Perhaps I mourn for the loss of such speeches. Almost three decades ago Walter Ong noted the rise of secondary orality, speech based only on written words. Long before "talking points" became household words, Ong noted this shift and something else. There was still a desire or perhaps need for primary orality or speech alone with no props or printed words or reminders. Obama himself decries talking points in speeches and yet that negative attitude about the medium is now a talking point. This is why the speeches of our ancestors have vanished. We have speeches exclusively about speeches. This serves only as cover or concealment for an agenda most people don't want.

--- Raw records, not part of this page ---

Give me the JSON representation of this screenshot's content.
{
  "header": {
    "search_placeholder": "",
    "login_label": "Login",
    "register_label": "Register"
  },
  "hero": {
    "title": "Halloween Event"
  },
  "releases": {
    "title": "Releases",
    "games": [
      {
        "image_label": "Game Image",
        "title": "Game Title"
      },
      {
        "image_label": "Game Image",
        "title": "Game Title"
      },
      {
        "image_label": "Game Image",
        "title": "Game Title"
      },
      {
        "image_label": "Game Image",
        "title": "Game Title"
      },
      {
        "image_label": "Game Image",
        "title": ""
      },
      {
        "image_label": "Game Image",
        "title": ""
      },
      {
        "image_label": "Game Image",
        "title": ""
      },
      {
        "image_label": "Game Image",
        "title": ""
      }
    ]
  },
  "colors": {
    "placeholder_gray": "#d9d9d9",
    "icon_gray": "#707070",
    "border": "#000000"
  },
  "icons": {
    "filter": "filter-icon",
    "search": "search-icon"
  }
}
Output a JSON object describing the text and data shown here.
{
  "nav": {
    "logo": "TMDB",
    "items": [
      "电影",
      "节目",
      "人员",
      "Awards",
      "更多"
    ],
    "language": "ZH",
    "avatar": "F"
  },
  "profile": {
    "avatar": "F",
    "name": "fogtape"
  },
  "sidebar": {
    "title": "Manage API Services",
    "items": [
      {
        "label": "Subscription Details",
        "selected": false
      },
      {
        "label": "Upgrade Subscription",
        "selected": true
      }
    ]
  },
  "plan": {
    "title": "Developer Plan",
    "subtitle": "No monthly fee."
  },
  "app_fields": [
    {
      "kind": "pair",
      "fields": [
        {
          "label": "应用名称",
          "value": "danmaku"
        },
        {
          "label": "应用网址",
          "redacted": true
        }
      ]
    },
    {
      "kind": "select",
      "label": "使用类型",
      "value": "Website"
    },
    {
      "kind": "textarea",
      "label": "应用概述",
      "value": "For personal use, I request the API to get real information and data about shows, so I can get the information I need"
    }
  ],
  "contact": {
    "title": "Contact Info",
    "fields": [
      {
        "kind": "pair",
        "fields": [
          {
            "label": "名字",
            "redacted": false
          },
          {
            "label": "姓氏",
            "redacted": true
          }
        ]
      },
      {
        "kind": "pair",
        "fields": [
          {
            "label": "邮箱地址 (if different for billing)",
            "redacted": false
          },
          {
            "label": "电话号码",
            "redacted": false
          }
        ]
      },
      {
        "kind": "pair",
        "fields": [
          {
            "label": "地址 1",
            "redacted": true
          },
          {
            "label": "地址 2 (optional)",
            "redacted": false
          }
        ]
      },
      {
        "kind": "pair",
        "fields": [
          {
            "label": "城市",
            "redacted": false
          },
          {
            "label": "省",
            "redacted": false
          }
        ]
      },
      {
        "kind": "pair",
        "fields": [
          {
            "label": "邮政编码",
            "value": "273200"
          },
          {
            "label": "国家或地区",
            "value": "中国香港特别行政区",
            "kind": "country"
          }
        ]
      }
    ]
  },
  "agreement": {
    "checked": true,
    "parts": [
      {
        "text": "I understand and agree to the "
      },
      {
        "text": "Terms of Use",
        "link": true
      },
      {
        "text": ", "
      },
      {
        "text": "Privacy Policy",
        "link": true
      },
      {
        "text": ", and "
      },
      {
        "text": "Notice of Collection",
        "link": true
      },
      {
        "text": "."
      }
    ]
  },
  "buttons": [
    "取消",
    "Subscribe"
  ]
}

When we see reversion to the primary oral form, the truth can be revealed quickly in resonant fashion. Think of two examples from the 2008 campaign. Obama's "share the wealth" comment revealed a decided Marxist/Leninist bent, now proudly displayed. The possessors (i.e whoever is the target that day) should tithe, donate, invest, etc . . . to the disposed. The dictatorship of the Politically Correct decides how resources of the society are to be allotted, not the individual or the merits of his ability. Therefore, central control is best for all.
While John McCain had many more revealing unscripted moments, his snap decision to suspend his campaign revealed that his primary orality actually seemed to dictate his decisions. The stream of conscious oral formulation gave McCain an appeal, but showed a mind heavily influenced by intuition. In the chaotic environment of the fall of 2008, this characteristic reflected poorly on him and he subsequently began a drop in the polls from which he never recovered.
For Obama, talk is the goal in itself, until someone else caves or something else happens. This almost mimics a pick up artist at party. He works the room until a willing accomplice is found or prospects dry up and he goes to another party. Above all for Obama, if it's not working, keep talking. The Narrative (I predict this word will eventually be as loathsome as "mission statement") must be continually pushed to dominate the national discourse and to stiffen the spine of an increasingly wobbly Democratic Party, that perhaps is not sold on the idea of Obama running for re-election in 2012. Unfortunately, dullness has set in. President Obama has become one long boring ineffectual scold. In the age of Twitter, this President is digging his own political grave, unless Republicans decide to help dig him out. They would be better served to let him keep talking.Powered by Sidelines